Jetpack is a project to make it easy to build Firefox add-ons using common web technologies like HTML, JavaScript, and CSS.


HTML, JavaScript, and CSS are standardised, and they work the same way in both Chrome and Firefox AFAIK.

The particular problem for Adblock in Chrome, as far as I know, concerns the hook or trigger event (for the HTML, JavaScript, and CSS elements) called "beforeload". AFAIK, in Chrome only, the "beforeload" trigger doesn't always actually fire before all loads. Therefore, the loading of some elements that one might like to suppress is not always suppressed.

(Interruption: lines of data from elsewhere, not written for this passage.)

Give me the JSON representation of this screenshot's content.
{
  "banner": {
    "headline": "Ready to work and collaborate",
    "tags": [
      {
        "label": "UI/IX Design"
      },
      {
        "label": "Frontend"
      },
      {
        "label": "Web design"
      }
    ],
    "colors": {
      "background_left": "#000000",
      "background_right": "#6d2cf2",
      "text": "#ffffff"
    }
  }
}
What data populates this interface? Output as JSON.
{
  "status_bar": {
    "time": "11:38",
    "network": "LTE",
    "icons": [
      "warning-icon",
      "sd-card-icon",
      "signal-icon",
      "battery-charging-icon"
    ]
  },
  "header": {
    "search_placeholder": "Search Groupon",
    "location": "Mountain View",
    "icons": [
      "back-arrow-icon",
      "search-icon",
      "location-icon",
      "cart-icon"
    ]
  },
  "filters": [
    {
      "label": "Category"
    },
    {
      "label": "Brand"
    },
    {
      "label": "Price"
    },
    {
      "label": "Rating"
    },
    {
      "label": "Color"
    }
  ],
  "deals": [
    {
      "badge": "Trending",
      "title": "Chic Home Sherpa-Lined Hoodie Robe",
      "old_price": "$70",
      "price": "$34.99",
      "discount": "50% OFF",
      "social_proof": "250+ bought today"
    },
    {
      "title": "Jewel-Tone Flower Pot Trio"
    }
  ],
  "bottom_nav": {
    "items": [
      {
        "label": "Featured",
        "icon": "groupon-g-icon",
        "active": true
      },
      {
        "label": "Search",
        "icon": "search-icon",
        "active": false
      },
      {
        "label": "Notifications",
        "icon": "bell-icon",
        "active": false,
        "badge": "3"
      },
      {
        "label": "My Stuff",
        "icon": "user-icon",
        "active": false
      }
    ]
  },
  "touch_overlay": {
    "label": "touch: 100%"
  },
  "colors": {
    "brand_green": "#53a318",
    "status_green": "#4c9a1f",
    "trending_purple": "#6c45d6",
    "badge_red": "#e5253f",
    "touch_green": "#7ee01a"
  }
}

Firefox can also have extensions via its implementation of XUL.
https://developer.mozilla.org/En/XUL
XUL (XML User Interface Language) is Mozilla's XML-based language that lets you build feature-rich cross platform applications that can run connected or disconnected from the Internet.


XUL (not Jetpack) is the way extensions for Mozilla work right now. AFAIK, Mozilla want to make Jetpack the future direction, not XUL.

Chrome has nothing like the equivalent of XUL.

This is about the extent of what I think I know about it. Some of this "understanding" may in fact be dead wrong.

Edited 2010-09-24 13:18 UTC

Reply Parent Score: 3